BACKGROUND: Scientists at the University of Goettingen in Germany have built a robot that teaches itself how to walk like a human being: the computer inside learns how to adapt the robot's stride to different terrains and environments. Runbot holds the world record in speed walking for dynamic machines. Just like a human, it leans forward slightly and uses shorter steps. It can learn this behavior after only a few trial runs.
HOW IT WORKS: The Runbot has an infrared eye (a sensor) that can detect a slope on its path and adjust its stride accordingly. The robot's ability to switch quickly from one gait to another is due to the organization of the movement control. On the more basic levels, movement is based on reflexes driven by sensors. Control circuits ensure that the joints are not overstretched or that the next step is started as soon as the foot touches the ground. When the gait needs to be adapted, higher centers of organization step in. At its first attempt to climb a slope, RunBot will fall over backwards, since it has not yet learned to use its visual to change its gait. But like children learning to walk, the robot learns from its failures, leading to a strengthening of the contact between the eye and movement control. Once these connections are established, step length and body posture can be controlled by the visual signal.
HOW ROBOTS WORK: Robots are manmade machines intended to replicate human and animal behavior. Robots are made of roughly the same components as human beings: a body structure with moveable joints; a muscle system outfitted with motors and actuators to move that body structure; a sensory system to collect information from the surrounding environment; a power source to activate the body; and a computer "brain" system to process sensory information and tell the muscles what to do. Roboticists can combine these basic elements with other technological innovations to create some very complex robotic systems.

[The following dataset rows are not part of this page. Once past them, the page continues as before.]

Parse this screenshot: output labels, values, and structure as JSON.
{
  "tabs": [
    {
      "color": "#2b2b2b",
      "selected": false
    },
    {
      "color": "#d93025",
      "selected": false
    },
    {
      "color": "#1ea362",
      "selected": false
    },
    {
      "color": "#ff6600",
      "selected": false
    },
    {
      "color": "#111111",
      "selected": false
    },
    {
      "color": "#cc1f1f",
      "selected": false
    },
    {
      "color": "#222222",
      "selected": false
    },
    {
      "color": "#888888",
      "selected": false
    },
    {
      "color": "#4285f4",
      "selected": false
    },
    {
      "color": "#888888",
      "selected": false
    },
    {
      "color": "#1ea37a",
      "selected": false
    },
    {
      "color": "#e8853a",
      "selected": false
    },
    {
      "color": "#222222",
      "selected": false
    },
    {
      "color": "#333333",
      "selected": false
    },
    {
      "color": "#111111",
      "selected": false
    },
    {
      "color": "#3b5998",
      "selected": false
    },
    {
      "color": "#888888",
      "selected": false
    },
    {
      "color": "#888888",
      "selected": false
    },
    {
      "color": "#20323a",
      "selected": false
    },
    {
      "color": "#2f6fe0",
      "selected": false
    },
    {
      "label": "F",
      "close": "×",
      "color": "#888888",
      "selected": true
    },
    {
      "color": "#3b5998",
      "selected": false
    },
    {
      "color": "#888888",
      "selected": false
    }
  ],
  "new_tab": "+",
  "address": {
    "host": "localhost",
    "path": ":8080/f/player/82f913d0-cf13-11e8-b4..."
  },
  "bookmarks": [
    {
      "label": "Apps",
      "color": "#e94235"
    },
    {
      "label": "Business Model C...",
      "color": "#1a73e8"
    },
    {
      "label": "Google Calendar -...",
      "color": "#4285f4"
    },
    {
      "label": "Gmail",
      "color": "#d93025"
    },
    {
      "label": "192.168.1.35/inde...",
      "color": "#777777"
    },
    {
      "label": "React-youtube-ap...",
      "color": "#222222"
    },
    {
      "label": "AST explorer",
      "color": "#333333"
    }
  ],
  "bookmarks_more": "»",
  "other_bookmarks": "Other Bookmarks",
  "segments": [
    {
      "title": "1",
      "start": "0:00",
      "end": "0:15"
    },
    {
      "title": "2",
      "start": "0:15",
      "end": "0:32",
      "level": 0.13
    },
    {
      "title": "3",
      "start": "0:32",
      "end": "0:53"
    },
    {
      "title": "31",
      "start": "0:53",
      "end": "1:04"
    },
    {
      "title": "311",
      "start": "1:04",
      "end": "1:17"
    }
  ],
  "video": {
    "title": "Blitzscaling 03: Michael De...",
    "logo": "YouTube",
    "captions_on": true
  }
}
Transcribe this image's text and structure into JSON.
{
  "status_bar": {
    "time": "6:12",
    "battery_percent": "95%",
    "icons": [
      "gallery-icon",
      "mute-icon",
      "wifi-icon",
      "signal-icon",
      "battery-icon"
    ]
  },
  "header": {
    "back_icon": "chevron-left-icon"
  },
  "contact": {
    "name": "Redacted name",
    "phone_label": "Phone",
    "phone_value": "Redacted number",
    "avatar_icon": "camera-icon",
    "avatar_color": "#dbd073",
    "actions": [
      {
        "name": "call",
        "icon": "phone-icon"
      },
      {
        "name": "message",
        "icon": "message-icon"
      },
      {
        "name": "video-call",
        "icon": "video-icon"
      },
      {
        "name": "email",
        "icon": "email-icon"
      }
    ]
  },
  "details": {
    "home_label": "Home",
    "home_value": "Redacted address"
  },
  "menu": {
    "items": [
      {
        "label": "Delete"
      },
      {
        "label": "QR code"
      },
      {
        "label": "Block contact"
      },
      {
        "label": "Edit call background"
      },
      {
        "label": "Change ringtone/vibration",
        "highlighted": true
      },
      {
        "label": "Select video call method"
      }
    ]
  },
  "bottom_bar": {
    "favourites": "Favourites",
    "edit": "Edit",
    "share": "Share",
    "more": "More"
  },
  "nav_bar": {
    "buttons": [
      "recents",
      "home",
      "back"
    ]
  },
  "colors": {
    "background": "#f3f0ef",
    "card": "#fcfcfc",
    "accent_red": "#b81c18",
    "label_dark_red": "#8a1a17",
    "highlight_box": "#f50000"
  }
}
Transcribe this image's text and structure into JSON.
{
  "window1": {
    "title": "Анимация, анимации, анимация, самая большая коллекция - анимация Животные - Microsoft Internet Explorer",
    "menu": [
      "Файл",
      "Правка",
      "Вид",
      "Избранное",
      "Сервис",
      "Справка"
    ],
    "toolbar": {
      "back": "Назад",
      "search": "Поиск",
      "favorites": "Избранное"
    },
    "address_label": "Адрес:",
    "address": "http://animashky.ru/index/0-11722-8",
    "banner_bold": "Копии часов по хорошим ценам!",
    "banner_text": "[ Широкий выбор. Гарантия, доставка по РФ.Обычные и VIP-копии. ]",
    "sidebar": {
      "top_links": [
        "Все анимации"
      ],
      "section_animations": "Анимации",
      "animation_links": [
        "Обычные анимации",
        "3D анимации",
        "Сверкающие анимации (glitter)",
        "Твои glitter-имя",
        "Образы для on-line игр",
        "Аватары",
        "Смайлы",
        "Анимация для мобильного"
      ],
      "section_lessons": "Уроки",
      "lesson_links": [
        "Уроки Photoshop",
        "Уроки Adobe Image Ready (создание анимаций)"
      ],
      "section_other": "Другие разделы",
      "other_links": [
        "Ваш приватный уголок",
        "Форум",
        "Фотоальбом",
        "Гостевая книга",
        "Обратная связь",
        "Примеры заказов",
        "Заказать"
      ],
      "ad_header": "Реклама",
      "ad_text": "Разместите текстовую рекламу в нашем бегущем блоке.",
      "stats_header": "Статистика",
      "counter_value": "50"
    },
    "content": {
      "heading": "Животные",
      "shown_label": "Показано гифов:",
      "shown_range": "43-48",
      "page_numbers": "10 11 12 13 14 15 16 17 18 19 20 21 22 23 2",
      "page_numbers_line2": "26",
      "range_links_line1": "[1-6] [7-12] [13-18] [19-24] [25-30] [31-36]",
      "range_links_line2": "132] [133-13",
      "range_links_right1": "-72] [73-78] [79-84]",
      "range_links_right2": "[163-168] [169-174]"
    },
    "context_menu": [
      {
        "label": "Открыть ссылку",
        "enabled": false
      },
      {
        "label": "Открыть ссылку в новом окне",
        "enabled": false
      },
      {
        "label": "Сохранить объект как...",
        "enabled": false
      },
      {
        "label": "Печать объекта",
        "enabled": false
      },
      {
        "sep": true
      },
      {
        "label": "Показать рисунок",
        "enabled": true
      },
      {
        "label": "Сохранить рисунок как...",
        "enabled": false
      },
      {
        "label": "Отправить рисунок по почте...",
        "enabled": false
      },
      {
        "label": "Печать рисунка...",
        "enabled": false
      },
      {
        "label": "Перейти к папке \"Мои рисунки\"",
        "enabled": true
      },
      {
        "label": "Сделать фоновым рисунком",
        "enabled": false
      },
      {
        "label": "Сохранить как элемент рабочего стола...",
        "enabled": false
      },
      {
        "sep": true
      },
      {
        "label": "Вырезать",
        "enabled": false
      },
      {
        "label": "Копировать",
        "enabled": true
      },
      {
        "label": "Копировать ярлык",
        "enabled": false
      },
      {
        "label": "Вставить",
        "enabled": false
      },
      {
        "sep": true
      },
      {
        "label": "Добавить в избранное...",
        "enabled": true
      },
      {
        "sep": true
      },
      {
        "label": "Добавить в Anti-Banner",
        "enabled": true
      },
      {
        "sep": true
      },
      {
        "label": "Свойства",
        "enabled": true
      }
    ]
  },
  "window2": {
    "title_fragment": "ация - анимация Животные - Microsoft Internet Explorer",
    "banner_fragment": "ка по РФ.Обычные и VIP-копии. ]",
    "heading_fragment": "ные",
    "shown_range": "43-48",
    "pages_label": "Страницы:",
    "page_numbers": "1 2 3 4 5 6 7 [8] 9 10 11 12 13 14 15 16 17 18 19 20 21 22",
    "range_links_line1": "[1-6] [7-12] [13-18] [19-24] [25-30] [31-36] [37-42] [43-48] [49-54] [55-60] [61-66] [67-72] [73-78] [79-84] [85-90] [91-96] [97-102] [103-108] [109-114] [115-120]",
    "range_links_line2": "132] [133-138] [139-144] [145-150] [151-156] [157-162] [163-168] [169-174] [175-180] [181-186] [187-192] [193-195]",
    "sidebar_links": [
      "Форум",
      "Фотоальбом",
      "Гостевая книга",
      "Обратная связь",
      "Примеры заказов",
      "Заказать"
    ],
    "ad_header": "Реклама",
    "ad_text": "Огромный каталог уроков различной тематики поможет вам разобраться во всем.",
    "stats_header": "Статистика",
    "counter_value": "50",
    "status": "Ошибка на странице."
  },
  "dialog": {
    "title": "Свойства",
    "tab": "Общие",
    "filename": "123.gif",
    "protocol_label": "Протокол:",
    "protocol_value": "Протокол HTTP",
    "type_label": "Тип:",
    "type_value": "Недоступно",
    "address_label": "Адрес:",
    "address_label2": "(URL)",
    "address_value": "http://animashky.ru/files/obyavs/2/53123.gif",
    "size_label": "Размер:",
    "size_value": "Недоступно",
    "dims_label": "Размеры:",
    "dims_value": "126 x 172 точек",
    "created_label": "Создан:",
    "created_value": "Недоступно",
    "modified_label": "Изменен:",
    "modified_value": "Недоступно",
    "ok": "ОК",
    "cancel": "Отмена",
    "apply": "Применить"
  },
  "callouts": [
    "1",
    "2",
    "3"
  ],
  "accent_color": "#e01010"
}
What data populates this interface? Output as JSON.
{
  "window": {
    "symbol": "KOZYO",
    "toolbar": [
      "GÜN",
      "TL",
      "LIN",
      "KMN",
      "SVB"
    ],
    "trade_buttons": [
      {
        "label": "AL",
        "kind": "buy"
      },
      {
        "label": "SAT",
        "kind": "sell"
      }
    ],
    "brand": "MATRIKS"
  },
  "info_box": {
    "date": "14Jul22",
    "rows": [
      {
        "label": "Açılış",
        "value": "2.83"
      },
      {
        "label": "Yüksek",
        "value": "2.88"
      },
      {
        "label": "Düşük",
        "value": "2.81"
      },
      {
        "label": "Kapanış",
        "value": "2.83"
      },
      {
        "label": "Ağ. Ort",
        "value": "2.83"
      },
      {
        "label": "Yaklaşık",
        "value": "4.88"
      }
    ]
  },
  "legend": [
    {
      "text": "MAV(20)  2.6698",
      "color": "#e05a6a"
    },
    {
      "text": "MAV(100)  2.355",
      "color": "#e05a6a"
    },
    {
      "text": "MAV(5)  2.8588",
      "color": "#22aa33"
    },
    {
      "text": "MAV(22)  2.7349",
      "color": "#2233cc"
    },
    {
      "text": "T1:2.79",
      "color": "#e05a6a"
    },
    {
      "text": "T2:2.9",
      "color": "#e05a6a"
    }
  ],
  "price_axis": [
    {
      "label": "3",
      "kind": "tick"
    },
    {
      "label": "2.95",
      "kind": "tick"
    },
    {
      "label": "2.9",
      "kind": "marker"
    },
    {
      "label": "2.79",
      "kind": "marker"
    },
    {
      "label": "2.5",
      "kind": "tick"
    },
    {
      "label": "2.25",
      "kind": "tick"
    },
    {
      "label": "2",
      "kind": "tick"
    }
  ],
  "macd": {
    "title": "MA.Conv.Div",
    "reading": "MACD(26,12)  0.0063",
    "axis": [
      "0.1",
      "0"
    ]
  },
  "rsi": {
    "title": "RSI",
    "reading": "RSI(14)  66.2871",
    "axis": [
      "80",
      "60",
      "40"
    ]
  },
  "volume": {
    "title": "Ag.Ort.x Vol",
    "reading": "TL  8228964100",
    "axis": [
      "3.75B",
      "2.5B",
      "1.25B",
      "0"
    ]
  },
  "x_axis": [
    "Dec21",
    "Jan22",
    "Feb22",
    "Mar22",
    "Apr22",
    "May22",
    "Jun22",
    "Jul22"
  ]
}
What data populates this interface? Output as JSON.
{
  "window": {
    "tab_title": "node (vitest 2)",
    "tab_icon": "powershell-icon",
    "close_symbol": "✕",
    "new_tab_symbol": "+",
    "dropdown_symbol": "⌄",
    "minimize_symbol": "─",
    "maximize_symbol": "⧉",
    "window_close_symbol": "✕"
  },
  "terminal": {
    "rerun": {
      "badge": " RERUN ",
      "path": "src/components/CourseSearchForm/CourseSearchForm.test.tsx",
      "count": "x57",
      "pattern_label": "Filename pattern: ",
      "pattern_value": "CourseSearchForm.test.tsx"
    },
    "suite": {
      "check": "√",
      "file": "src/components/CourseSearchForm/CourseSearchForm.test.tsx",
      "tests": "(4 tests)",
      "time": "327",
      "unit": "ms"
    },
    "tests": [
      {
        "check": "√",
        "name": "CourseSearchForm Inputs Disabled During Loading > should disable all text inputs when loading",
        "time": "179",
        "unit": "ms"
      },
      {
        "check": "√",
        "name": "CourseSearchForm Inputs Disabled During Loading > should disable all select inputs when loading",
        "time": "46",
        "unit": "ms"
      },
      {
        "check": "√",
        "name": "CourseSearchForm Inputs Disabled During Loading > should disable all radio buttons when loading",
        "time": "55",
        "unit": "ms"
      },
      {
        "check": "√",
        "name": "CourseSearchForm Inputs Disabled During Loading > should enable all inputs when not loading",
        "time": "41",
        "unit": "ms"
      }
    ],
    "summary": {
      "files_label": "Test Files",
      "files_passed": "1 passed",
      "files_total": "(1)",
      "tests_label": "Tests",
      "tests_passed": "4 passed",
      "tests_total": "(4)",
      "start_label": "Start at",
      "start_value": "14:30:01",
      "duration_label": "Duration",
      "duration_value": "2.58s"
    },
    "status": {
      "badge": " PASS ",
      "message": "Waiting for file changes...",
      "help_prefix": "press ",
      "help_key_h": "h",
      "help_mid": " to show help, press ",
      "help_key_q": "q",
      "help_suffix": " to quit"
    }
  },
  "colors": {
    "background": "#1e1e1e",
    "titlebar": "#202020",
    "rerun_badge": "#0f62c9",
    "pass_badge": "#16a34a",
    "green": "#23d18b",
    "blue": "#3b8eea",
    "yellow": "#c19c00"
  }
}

ABOUT A.I.: Robots and computer networks are always evolving intelligent consciousness in popular science fiction. But while modern scientists have made great strides in building computers that can mimic logical thought, they still haven't cracked the code of human emotion and consciousness. There are two prevailing schools of thought on artificial intelligence. Proponents of "strong AI" consider that all human thought can be broken down into a set of mathematical operations. They expect that they will one day be able to replicate the human mind and create a robot capable of both thinking and feeling, with a sense of self -- the stuff of classic science fiction. Think of the robot Number Five from the 80s movie Short Circuit, who suddenly realized, frightened, that he could be "disassembled" by the scientists who made him. "Weak AI" proponents expect that human thought and emotion can only be simulated by computers. A computer might seem intelligent, but it is not aware of what it is doing, with no sense of self or consciousness.
The Institute of Electrical and Electronics Engineers, Inc., contributed to the information contained in the TV portion of this report.